- **Task directions**:
In the data, extract each line that holds the string "subtitle".

[Interface dataset entries]
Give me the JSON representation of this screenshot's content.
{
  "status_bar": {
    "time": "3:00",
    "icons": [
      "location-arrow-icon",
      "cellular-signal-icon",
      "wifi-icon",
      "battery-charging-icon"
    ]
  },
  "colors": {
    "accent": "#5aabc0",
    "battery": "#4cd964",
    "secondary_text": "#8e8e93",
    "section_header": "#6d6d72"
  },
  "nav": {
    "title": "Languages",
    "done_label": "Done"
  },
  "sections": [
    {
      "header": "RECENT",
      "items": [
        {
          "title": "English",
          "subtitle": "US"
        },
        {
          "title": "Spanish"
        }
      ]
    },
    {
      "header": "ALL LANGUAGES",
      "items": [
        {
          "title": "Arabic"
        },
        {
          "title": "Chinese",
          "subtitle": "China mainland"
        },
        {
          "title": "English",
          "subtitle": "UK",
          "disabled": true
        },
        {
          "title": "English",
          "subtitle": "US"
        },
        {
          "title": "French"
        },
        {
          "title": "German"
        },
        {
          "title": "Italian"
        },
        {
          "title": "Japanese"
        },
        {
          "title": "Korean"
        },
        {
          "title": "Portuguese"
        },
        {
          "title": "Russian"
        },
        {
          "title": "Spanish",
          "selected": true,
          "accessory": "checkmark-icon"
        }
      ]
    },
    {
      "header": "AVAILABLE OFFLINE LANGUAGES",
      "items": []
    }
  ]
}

- **Answer section**:
          "subtitle": "US"
          "subtitle": "China mainland"
          "subtitle": "UK",
          "subtitle": "US"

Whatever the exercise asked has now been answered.